But is there a market for a mountain bike trail that rivals the A.T. in length, and would people actually ride it? The growth of ultra-endurance versions of all outdoor recreation, from cycling to trail running to kayaking and multi-sport adventure racing certainly suggests so. It is not too hard to imagine riders young and old packing up their bikes for rite of passage on the Great Eastern Mountain Bike Trail just as hikers have been doing on the A.T. for decades.
“It seems to strike a chord within the mountain biking community, much like the Appalachian Trail,” adds Edwards. “Every hiker knows the Appalachian Trail. Even though the vast majority of hikers will never thru-hike the A.T., it’s something that lives in their mind and in their dreams. They know it’s possible to walk from one end of the Appalachians to the other.”
Just as hikers section hike the A.T., Scott and Edwards can see bikers using this trail in a variety of capacities. Section riding is one option, as is creating a system of spoke trails connecting hubs of trail systems so one could spend a couple days exploring a contained system of trails before moving down the spoke to the next hub. The applications seem to be endless, but there is still a lot of work to do to get there. Scott will be taking his second annual thru-ride next month, and success will only encourage the route’s expansion.
“Hopefully once we get the Virginia Trail established as a prominent East Coast bicycle singletrack route, it will get legs and become like the Great Divide Trail out West,” he said. “That’s the dream.”
Volunteers are always needed to assist in maintaining portions of the Virginia Mountain Bike Trail. Visitwww.mtntouring.com. •
Here is an amazing video on the Virginia Mountain Bike Trail, put together by Scott Wootten of Shenandoah Bicycle Company
MORE LONG DISTANCE BIKE TRAILS
Great Divide Mountain Bike Route
The GDMBR follows the Continental Divide as closely as possible from Banff, Alberta, Canada to Antelope Wells, New Mexico. This is a distance of about 2,745 miles, although the route is in constant flux and not well posted. Ninety percent of the route is on unpaved roads and trails with over 200,000 feet of elevation change along the way, making weather and supply access the biggest hurdles in any attempted thru-ride—that and bear attacks. Two races take place every year to test the mettle of riders: the Tour Divide Race follows the entire route, while the Great Divide Race follows only that portion in the U.S.
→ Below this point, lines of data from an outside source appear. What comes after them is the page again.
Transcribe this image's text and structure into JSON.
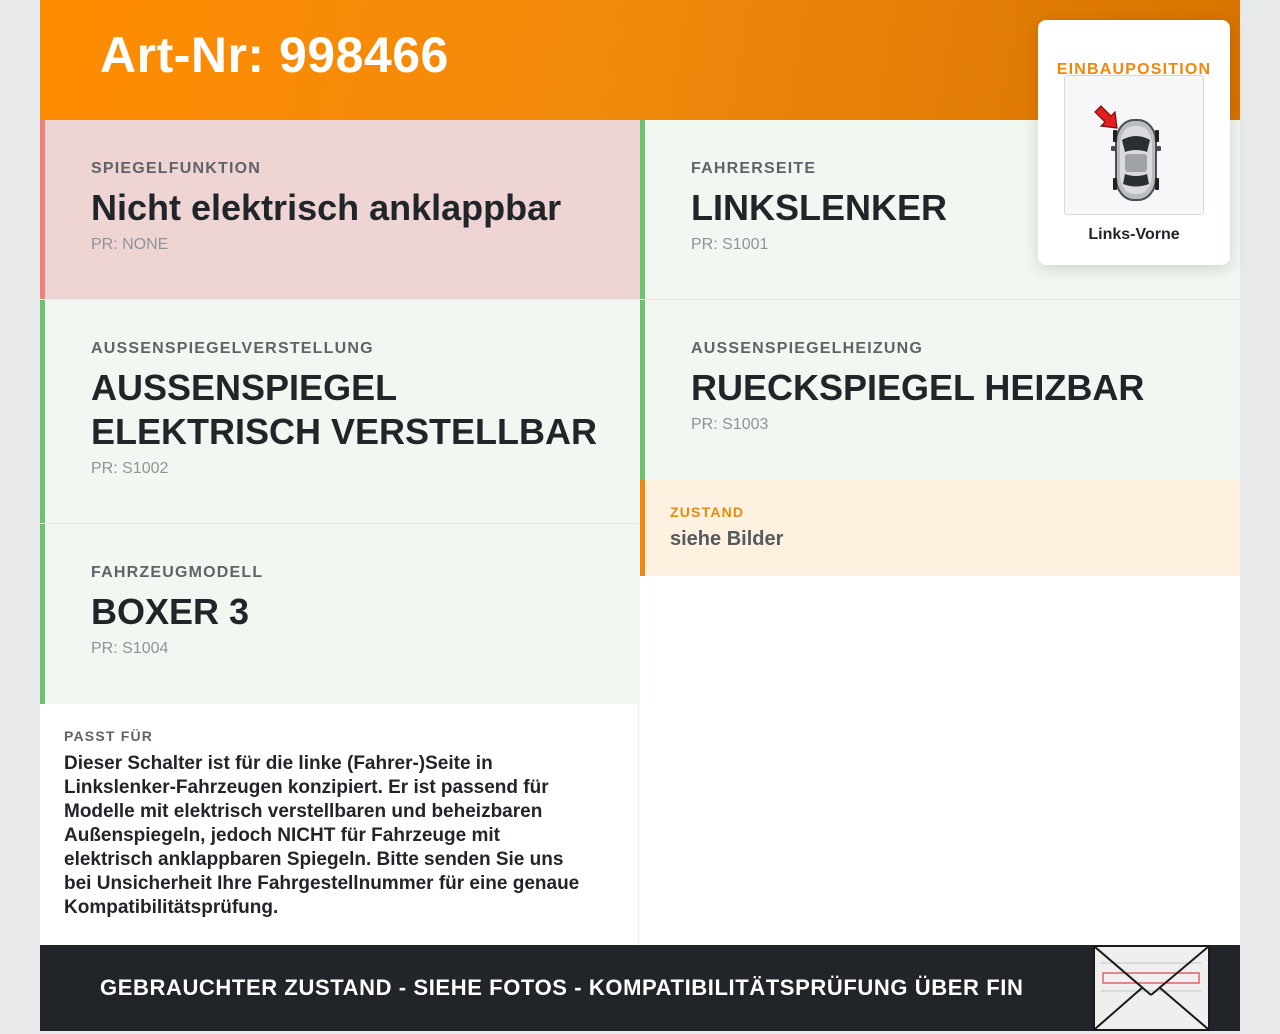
{
  "header": {
    "title": "Art-Nr: 998466"
  },
  "cards": [
    {
      "label": "SPIEGELFUNKTION",
      "value": "Nicht elektrisch anklappbar",
      "pr": "PR: NONE",
      "status": "red"
    },
    {
      "label": "FAHRERSEITE",
      "value": "LINKSLENKER",
      "pr": "PR: S1001",
      "status": "green"
    },
    {
      "label": "AUSSENSPIEGELVERSTELLUNG",
      "value_lines": [
        "AUSSENSPIEGEL",
        "ELEKTRISCH VERSTELLBAR"
      ],
      "pr": "PR: S1002",
      "status": "green"
    },
    {
      "label": "AUSSENSPIEGELHEIZUNG",
      "value": "RUECKSPIEGEL HEIZBAR",
      "pr": "PR: S1003",
      "status": "green"
    },
    {
      "label": "FAHRZEUGMODELL",
      "value": "BOXER 3",
      "pr": "PR: S1004",
      "status": "green"
    }
  ],
  "zustand": {
    "label": "ZUSTAND",
    "value": "siehe Bilder"
  },
  "passt": {
    "label": "PASST FÜR",
    "lines": [
      "Dieser Schalter ist für die linke (Fahrer-)Seite in",
      "Linkslenker-Fahrzeugen konzipiert. Er ist passend für",
      "Modelle mit elektrisch verstellbaren und beheizbaren",
      "Außenspiegeln, jedoch NICHT für Fahrzeuge mit",
      "elektrisch anklappbaren Spiegeln. Bitte senden Sie uns",
      "bei Unsicherheit Ihre Fahrgestellnummer für eine genaue",
      "Kompatibilitätsprüfung."
    ]
  },
  "einbau": {
    "label": "EINBAUPOSITION",
    "position": "Links-Vorne",
    "car_icon": "car-top-view-icon",
    "arrow_icon": "red-arrow-icon"
  },
  "footer": {
    "text": "GEBRAUCHTER ZUSTAND - SIEHE FOTOS - KOMPATIBILITÄTSPRÜFUNG ÜBER FIN"
  },
  "colors": {
    "accent_orange": "#ff8c00",
    "footer_dark": "#212529",
    "status_red": "#f07f7f",
    "status_green": "#6cc36c"
  }
}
Continental Divide Trail
The Continental Divide Trail traces the continental divide through the Rockies from Canada to Mexico. The National Scenic Trail passes through Idaho, Montana, Wyoming, Colorado, and New Mexico, rising as high as 14,000 feet and falling no lower than 3,900 feet. Along with the Appalachian Trail and the Pacific Crest Trail, it forms one third of the Triple Crown of long distance hiking in the US.
The Colorado Trail runs east to west across the state from Denver to Durango, covering 486 miles, about half of which is shared with the Continental Divide Trail. Mountain bikers are permitted on most of the trail, although not on the portions that travel through wilderness areas. The trail rises above tree line in several spots and runs through six mountain ranges.
Completed in 2011, the Arizona National Scenic trail runs north from the Mexico border through Arizona to its northern border with Utah. The trail passes through a wide variety of landscapes and ecosystems on its 800-mile route, from the deserts of the south to the San Francisco Peaks of the North. The Arizona Trail also passes the Grand Canyon, making it one of the most diverse trails in the U.S.